UNICEF deputy resigns after inappropriate behaviour claims
London: Justin Forsyth has resigned as Deputy Executive Director of Unicef following accusations of inappropriate behaviour toward female staff while he was Chief Executive of Save the Children.
He announced on Thursday that he was tendering his resignation to Unicef with a heavy heart, reports the Guardian.
Forsyth said he was not resigning because of the mistakes he had made while at the charity, but because of attempts to damage aid organisations and the humanitarian sector.
"I want to make clear I am not resigning from Unicef because of the mistakes I made at Save the Children. They were dealt with through a proper process many years ago. I apologised unreservedly at the time and face to face.
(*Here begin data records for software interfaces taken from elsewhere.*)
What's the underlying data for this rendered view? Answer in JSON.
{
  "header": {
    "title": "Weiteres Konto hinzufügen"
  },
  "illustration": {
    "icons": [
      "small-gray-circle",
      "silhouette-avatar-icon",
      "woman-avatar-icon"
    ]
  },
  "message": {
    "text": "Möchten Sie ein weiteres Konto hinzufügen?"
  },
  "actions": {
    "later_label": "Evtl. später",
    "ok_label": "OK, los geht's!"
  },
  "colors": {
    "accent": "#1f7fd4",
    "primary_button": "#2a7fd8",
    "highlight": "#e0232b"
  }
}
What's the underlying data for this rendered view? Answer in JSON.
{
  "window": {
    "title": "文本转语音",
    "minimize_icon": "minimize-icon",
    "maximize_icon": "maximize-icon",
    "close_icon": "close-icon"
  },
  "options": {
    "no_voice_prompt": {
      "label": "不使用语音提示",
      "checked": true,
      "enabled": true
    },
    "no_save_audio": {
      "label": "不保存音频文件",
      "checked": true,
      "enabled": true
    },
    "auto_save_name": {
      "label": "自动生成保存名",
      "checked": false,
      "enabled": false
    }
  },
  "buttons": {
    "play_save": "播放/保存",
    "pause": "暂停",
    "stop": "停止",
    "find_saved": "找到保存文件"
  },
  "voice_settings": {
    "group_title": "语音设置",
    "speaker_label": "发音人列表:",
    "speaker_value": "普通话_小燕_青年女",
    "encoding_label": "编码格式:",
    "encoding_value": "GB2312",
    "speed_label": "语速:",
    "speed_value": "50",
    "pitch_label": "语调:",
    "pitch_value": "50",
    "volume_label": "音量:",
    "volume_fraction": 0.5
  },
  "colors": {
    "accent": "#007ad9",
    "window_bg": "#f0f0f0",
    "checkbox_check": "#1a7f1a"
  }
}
I apologise again," Forsyth wrote.
"There is no doubt in my mind that some of the coverage around me is not just to (rightly) hold me to account, but also to attempt to do serious damage to our cause and the case for aid. I am resigning because of the danger of damaging both Unicef and Save the Children and our wider cause. Two organisations I truly love and cherish. I can't let this happen."
It emerged this week that Forsyth was accused of sending inappropriate texts and making comments to female staff about their appearance on separate occasions in 2011 and 2015 while he was the head of Save the Children.
After the allegations came to light, the former Labour party special adviser said he had issued an unreserved apology to the women involved at the time, and considered the matter closed.
Unicef said it had accepted Forsyth's resignation and thanked him for his work over the past two years, the foreign media said.
Save the Children apologised on Tuesday to female employees who had previously complained about Forsyth's behaviour, admitting the allegations were not properly dealt with at the time.
After inquiries into both allegations of inappropriate behaviour toward female staff, which were held in conjunction with an independent trustee, Forsyth apologised to the women concerned.
Forsyth's resignation came after Brendan Cox, the widower of the murdered Labour MP Jo Cox, resigned from roles at charities he helped to set up in his wife's memory following sexual harassment allegations while working at Save the Children.
After stepping down from his posts at More in Common and the Jo Cox Foundation, Cox said he made mistakes while working for Save the Children, and had behaved in a way that caused some women hurt and offence.
Cox and Forsyth worked together at 10 Downing Street under Gordon Brown before they both joined Save the Children.